The Covid-19 pandemic has been the major phenomenon of our generation. It will be read about and taught to kids in schools, generations from now. When it comes to that, something that will be discussed at length is the holes in the medical industry exposed during this wave of death across the globe. Some countries dealt with it better; some countries were absolutely demolished by this virus.
One thing it came down to was the readiness of the medical sectors everywhere. Some governments were successful at curbing the wave by implementing stringent laws and rules; meanwhile, other countries suffered while the lawmakers were busy coming up with the right strategy to deal with the carnage.
When a pandemic forces people to lose the freedom of open contact, how can an industry like medicine and pharmaceuticals serve the people well? And that too when they are needed the most without risking their own people? These were the questions asked of the medical industry.
A lockdown forcing people to stay home also meant that people who were already sick now had to wait in long queues to get their regular medicines. People initially falling victim to the virus had no idea who to turn to.

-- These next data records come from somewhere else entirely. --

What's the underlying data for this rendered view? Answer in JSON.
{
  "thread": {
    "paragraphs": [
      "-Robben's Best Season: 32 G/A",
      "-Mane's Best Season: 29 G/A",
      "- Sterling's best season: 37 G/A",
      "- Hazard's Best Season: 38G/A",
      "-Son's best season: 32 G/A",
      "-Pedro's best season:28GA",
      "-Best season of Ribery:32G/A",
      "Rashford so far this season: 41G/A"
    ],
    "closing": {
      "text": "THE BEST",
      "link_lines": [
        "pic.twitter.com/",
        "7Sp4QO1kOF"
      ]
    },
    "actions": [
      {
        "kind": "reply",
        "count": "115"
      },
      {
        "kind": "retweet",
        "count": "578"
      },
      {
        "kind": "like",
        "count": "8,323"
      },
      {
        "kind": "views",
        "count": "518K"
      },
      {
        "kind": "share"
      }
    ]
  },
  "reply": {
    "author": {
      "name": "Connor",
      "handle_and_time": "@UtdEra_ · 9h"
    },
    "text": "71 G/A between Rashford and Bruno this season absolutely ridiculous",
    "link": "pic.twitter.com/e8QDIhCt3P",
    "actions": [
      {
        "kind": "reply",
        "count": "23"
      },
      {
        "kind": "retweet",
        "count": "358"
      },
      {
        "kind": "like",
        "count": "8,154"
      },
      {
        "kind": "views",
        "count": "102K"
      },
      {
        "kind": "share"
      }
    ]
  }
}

The healthcare sector found itself to be ill-prepared for a devastating virus and pandemic of this scale. The pre-existing state of the industry meant that the practices were not enough to take care of this alarming rate of patients. It exposed the lack of proper policies, supplies, infrastructure, risk management, and supply chain management.
The supply chain equilibrium was disturbed majorly in the world because many medical supplies came to the world as a whole from China, which also happened to be the epicenter of the virus initially. This disrupted the entire balance of things, and many nations were found wanting to take care of their citizens in their time of need. Essential drugs, testing kits, and other pharmaceutical essentials were in short supply because even local manufacturing plants were shut down.
The real challenge was to curb the growth of cases and take care of the sick till the time successful vaccines were invented and distributed properly. The global supply chain of medical supplies has been in peril for a while because of the pandemic. It has only now started to shows signs of returning to normalcy since vaccines have been in regulation. Still, regardless of the best practices and vaccinations, there has been a second wave which was just as devastating.
This phase is crucial for the long-term development of hospital infrastructure since there could be an immediate need for something just as massive as another wave of the virus.
Non-urgent surgeries have already taken a backseat since hospitals need to be prepared for anything. One wrong governing move and there could be another outbreak anytime in a local area. As we’ve seen, the virus has been evolving as well, and nothing can be taken for granted.
There is one silver lining to all of this, however. Investments are being made in the sector’s development, which will stay long after the virus situation has been stabilized. Primary care and intensive care units are being developed in major hospitals. They are going to be more in number and higher in terms of functionality.
Governments have also invested heavily in developing modernized healthcare provisions such as telehealth and mobile health care, which will be very beneficial in the longer run.
It is also highly likely that we will see a wave of new technology being developed that will enhance patient care and provide people with the power to better monitor their own health standards.
Covid-19 has presented the world with problems, solutions to which were not seen as necessary or urgent. The fact that these medical supply and technology problems have to be addressed will have major benefits in the coming future.
*************This blog has been compiled by Divyanshu Gupta*************